D1 is silent with respect to the time necessary for reaching said temperature of 250ºF of the mould and also with respect to the question whether the mould is horizontally or vertically arranged. It is uncontested that the resulting pig cover in any case must have a sufficient green strength of the applied urethane coating, to be demoulded and to be self-supporting. This fact excludes, in the Board’s view, that the urethane can be still fluid since in that case the demoulded pig with its partly cured urethane cover would lose its shape when placed in the curing oven without its supporting mould for the mentioned “about 2 hours”, so would not obtain a cover having a uniform thickness of the cured urethane.

The same conclusion is, however, considered to be fully valid for any holes produced by the supporting wire rods (also designated as “pins” by the parties) in the cover during the moulding step – if these wire rods are at all removed at this stage (D1 is silent about any removal). Since wire rods are made of metal (which by definition is an excellent thermal conductor) they will provide a good heat transfer along their surface to the interior of the urethane cover so that it is not credible that the urethane surrounding the hole can still be sufficiently fluid after removing the rods in said demoulding step, so as to fill it. The [patent proprietor’s] arguments to the contrary thus cannot be accepted. Consequently, any hole produced by the wire rods in the cover would extend through the thickness of the external cover.

If on the other hand said supporting wires would not be removed with or after said demoulding step, but would remain in said pig during said final “curing” step in the curing oven then there will in any case be holes in said external cover when the pins are removed only afterwards, or they will remain in the cover.

Therefore it is clear from the production method as described in D1 that the external cover cannot “completely” encase the core as required by claim 1 of the main request.

[2.2.5] The [patent proprietor’s] further arguments cannot hold for the following reasons.

Firstly, the description of D1 clearly mentions wire rods (or pins) in the process for making a pig with a cover having a uniform thickness so that the person skilled in the art need ask himself only how he should proceed with these wire rods since D1 is totally silent in this respect. Should they be removed or not from the produced pig and at which stage during the manufacturing process of the pig should they be removed from the pig and/or mould. Furthermore, as already remarked, the drawings are schematic only and do not necessarily show details, such as the wire rods, which as such are not considered to be important for the simple pig structure comprising the core, the cover and the studs being mounted in the drilled holes.
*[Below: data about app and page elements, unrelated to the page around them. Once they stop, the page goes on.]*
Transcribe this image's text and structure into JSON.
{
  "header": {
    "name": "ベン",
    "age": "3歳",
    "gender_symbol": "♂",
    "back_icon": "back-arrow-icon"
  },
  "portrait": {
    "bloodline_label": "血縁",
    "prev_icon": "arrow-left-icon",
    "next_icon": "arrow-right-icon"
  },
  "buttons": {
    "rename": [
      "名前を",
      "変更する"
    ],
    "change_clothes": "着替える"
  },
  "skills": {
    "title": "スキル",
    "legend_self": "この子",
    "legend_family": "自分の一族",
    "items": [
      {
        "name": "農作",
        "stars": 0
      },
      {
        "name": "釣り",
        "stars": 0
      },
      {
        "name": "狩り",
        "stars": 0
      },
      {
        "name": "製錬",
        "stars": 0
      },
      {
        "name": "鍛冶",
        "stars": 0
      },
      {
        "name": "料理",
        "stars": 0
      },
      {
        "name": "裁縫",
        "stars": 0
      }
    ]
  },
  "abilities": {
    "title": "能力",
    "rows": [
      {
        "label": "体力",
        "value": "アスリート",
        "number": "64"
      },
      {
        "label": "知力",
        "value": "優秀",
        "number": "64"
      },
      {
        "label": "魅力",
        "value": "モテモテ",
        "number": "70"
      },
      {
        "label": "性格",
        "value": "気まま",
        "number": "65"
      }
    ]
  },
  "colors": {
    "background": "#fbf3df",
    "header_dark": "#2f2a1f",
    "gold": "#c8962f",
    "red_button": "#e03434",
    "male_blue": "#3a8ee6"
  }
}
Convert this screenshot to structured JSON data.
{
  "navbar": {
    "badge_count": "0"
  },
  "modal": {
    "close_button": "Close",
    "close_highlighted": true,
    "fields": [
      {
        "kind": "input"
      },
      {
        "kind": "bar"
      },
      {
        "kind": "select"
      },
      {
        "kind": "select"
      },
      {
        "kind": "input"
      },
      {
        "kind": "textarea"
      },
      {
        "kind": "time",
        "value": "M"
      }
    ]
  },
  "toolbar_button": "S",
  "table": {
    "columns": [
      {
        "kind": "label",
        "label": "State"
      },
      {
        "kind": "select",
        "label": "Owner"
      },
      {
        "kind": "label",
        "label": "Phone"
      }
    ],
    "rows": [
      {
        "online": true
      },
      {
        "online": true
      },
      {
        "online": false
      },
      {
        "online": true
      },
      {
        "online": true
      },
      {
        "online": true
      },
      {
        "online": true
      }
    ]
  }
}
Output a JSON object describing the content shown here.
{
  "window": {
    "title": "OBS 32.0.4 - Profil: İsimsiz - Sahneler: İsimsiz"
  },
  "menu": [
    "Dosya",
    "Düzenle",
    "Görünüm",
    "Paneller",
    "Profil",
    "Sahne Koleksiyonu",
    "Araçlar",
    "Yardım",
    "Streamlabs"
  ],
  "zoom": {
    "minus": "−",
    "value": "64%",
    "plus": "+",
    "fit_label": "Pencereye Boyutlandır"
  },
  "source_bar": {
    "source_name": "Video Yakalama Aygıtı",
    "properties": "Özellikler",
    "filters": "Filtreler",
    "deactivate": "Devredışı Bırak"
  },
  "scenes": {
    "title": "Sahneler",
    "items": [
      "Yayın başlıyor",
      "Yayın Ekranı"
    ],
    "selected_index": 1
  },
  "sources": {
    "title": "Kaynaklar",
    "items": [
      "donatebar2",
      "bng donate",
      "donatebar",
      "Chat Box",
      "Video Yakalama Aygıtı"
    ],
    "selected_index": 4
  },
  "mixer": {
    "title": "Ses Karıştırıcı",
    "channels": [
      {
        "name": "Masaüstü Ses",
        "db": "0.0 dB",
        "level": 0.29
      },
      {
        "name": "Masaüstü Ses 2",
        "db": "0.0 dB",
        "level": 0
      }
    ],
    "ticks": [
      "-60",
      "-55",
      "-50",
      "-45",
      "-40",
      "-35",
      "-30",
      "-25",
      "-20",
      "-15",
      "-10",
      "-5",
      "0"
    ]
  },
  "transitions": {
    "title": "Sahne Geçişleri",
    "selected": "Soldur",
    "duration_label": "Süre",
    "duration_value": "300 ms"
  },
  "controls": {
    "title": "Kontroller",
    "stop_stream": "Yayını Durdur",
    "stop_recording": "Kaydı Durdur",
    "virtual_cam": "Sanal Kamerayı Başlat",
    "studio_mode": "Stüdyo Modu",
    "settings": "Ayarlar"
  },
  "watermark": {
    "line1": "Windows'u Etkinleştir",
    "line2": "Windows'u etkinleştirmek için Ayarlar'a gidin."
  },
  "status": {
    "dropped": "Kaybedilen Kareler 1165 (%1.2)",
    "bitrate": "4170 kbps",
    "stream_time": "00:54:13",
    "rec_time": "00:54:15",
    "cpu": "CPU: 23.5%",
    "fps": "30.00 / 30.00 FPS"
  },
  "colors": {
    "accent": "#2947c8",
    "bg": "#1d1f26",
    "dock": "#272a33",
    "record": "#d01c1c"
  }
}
Furthermore, as remarked by the Board at the OPs, it would also be possible to use wire rods located at diametrically opposed locations in the length direction of the core, e.g. being separated from one another by about 90º, which have a length to just abut the inside of the mould and which therefore do not need to extend through the wall of the mould and consequently do not need to be removed during the demoulding step.

Secondly, all arguments based on the witness statement of Mr Boase or on the video or exhibits A1 to A3 are considered not to be relevant since the process discussed and shown therein is not identical with that described in D1 (see point [2.2.4] above) as it differs considerably from it since four diametrically opposed wire rods extending through the wall of a vertically arranged mould are used for centering the core in the mould. Further, no demoulding step takes place when the wire rods are removed after a first heating step, i.e. the complete curing of the urethane takes place in said mould for an unspecified curing time and at an unspecified curing temperature. Furthermore, the studs are already placed in said mould and enclosed in the urethane.

[2.2.6] Consequently, claim 1 of the main request extends beyond the content of the application as originally filed and thereby contravenes A 123(2). The main request is therefore not allowable.

Should you wish to download the whole decision (T 380/09), just click here.

The file wrapper can be found here.